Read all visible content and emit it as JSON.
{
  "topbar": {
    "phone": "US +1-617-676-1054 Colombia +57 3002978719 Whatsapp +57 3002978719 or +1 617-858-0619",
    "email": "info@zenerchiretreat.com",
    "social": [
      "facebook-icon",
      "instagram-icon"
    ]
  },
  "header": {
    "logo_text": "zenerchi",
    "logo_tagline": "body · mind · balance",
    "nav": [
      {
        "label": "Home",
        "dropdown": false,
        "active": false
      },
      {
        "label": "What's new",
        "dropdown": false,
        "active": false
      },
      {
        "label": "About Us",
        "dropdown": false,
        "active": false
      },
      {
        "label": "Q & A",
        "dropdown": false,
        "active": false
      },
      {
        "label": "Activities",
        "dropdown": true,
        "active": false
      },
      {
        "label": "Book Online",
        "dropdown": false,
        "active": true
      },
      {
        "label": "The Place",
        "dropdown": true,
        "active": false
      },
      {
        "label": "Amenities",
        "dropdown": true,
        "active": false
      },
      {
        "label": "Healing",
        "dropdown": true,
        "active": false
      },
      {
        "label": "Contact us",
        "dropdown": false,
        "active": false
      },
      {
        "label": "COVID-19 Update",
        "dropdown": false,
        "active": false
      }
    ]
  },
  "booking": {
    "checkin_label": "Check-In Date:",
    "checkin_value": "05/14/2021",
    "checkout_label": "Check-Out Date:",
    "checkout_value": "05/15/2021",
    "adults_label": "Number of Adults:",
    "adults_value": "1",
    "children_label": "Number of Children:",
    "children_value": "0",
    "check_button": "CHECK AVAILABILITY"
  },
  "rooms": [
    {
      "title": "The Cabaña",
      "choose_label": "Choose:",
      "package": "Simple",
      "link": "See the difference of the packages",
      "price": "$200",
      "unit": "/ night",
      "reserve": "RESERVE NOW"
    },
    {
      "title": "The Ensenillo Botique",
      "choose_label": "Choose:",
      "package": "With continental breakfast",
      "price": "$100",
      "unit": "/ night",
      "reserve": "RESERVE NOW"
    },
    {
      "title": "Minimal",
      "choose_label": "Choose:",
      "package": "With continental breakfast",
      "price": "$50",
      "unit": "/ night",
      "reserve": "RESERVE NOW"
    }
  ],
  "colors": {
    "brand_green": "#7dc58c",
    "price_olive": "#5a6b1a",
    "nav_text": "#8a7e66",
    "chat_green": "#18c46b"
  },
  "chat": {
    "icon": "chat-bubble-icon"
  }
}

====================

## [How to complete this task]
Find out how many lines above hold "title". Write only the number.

## [Task response]
3